## EXTRACTED MATERIAL

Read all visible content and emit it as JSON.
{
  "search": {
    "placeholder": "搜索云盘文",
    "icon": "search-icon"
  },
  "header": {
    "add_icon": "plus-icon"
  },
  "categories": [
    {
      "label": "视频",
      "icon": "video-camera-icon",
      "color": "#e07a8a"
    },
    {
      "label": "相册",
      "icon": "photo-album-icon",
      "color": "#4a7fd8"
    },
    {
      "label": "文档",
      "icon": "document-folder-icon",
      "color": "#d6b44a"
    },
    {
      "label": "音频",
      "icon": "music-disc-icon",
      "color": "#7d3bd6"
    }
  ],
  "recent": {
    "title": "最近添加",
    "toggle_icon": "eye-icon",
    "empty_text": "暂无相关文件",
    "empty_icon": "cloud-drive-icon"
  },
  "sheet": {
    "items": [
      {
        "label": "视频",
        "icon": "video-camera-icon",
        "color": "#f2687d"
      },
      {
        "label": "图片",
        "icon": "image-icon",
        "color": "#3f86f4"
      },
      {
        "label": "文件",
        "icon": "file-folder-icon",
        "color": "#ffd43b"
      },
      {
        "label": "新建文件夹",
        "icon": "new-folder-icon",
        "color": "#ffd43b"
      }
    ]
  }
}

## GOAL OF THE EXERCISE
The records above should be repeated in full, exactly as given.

## RESULT
Read all visible content and emit it as JSON.
{
  "search": {
    "placeholder": "搜索云盘文",
    "icon": "search-icon"
  },
  "header": {
    "add_icon": "plus-icon"
  },
  "categories": [
    {
      "label": "视频",
      "icon": "video-camera-icon",
      "color": "#e07a8a"
    },
    {
      "label": "相册",
      "icon": "photo-album-icon",
      "color": "#4a7fd8"
    },
    {
      "label": "文档",
      "icon": "document-folder-icon",
      "color": "#d6b44a"
    },
    {
      "label": "音频",
      "icon": "music-disc-icon",
      "color": "#7d3bd6"
    }
  ],
  "recent": {
    "title": "最近添加",
    "toggle_icon": "eye-icon",
    "empty_text": "暂无相关文件",
    "empty_icon": "cloud-drive-icon"
  },
  "sheet": {
    "items": [
      {
        "label": "视频",
        "icon": "video-camera-icon",
        "color": "#f2687d"
      },
      {
        "label": "图片",
        "icon": "image-icon",
        "color": "#3f86f4"
      },
      {
        "label": "文件",
        "icon": "file-folder-icon",
        "color": "#ffd43b"
      },
      {
        "label": "新建文件夹",
        "icon": "new-folder-icon",
        "color": "#ffd43b"
      }
    ]
  }
}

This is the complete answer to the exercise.